Every line of the material below that holds the string "icon" should be copied.

[EXTRACTED RECORDS — start]

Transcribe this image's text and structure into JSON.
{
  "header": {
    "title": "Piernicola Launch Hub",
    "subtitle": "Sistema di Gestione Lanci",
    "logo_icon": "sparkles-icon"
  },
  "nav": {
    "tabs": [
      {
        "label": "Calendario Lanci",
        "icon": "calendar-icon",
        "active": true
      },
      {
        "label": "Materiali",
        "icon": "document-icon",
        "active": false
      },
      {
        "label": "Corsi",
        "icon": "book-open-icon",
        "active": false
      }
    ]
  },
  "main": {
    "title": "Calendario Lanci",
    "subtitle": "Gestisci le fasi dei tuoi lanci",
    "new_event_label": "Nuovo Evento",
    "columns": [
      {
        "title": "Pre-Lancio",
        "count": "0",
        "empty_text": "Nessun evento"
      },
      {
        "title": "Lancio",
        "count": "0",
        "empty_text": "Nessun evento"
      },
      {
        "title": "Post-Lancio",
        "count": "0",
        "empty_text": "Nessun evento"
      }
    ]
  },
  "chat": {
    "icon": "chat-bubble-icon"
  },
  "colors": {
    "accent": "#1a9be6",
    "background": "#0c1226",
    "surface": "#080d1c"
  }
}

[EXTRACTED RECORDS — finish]
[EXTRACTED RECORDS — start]

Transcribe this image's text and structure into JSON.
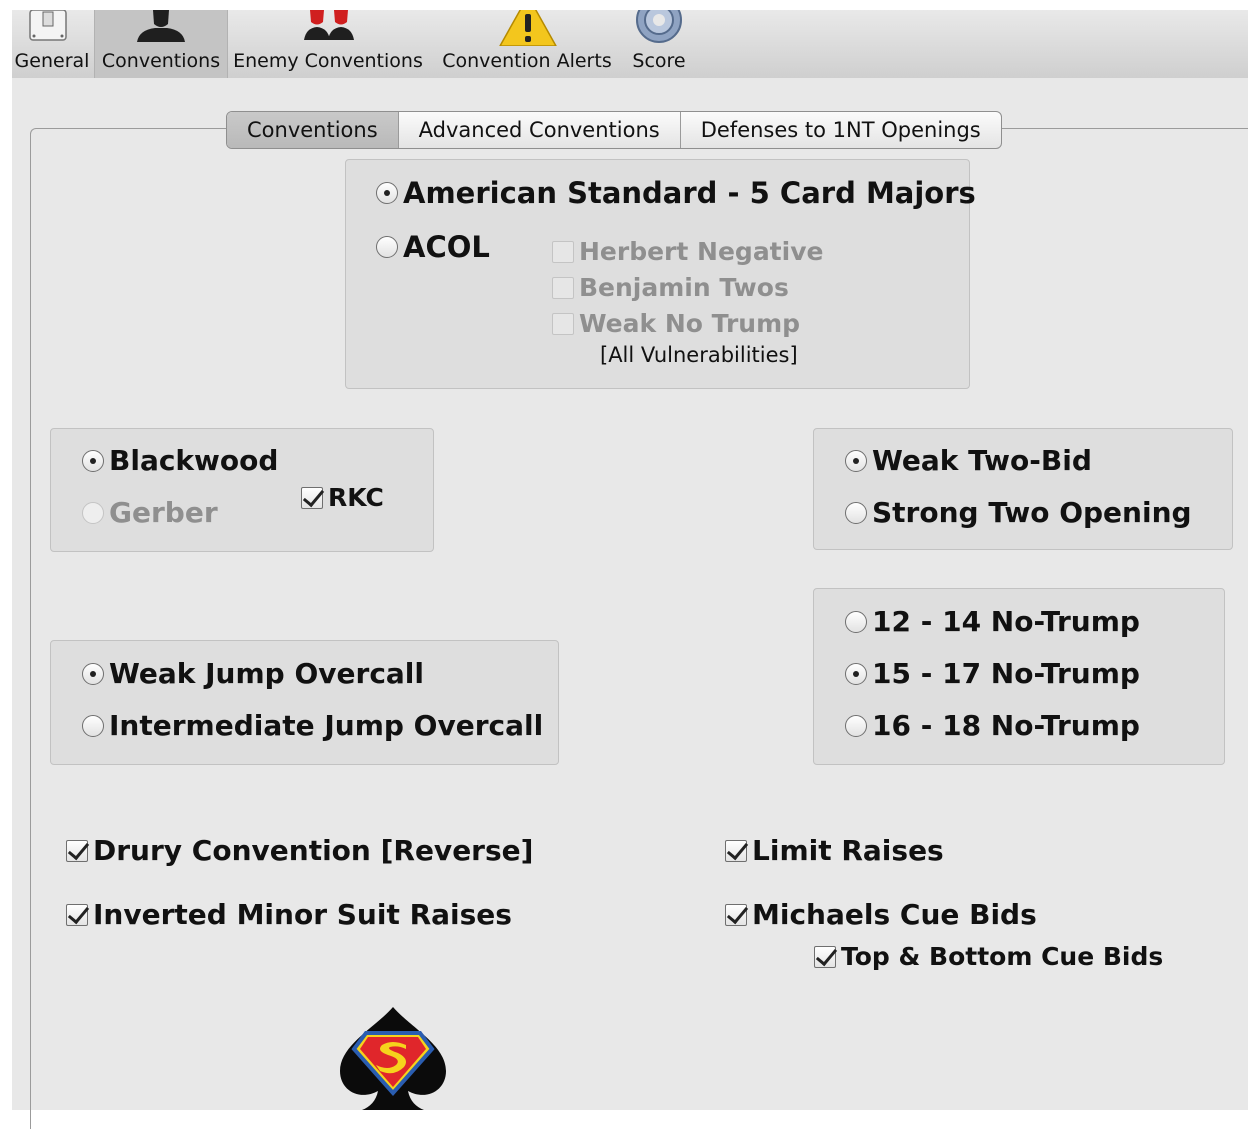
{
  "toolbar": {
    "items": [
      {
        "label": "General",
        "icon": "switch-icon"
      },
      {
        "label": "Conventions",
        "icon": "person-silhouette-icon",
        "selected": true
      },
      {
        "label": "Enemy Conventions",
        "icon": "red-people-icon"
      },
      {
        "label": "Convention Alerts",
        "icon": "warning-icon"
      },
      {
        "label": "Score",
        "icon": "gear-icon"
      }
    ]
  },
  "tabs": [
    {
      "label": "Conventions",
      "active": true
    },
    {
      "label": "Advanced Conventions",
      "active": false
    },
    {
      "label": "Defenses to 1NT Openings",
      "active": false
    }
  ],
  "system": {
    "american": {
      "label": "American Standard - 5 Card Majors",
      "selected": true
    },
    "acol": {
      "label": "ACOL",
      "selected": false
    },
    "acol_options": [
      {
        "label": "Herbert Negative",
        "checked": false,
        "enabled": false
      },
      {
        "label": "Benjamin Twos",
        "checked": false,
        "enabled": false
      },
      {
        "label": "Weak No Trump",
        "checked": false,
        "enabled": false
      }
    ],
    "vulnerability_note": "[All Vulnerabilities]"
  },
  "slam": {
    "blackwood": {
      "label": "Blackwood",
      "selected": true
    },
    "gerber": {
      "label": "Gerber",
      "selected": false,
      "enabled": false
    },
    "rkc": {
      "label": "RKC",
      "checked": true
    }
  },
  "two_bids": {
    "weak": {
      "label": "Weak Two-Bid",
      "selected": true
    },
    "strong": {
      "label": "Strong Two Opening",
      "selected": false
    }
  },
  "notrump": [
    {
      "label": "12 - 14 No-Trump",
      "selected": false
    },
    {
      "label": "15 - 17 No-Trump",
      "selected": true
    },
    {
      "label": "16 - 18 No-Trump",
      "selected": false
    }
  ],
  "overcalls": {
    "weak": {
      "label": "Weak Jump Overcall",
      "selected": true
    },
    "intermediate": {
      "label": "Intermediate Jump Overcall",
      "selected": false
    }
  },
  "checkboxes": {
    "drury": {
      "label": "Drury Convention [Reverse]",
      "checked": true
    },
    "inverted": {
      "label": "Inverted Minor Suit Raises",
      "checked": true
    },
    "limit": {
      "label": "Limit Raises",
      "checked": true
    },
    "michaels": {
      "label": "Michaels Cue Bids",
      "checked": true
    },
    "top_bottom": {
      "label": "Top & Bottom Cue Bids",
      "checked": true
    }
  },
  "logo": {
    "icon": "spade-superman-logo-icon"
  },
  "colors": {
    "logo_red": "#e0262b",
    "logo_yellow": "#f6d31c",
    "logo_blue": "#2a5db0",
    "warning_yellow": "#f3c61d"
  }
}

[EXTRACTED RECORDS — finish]

**OUTPUT OF THE EXERCISE:**
    "logo_icon": "sparkles-icon"
        "icon": "calendar-icon",
        "icon": "document-icon",
        "icon": "book-open-icon",
    "icon": "chat-bubble-icon"
        "icon": "switch-icon"
        "icon": "person-silhouette-icon",
        "icon": "red-people-icon"
        "icon": "warning-icon"
        "icon": "gear-icon"
    "icon": "spade-superman-logo-icon"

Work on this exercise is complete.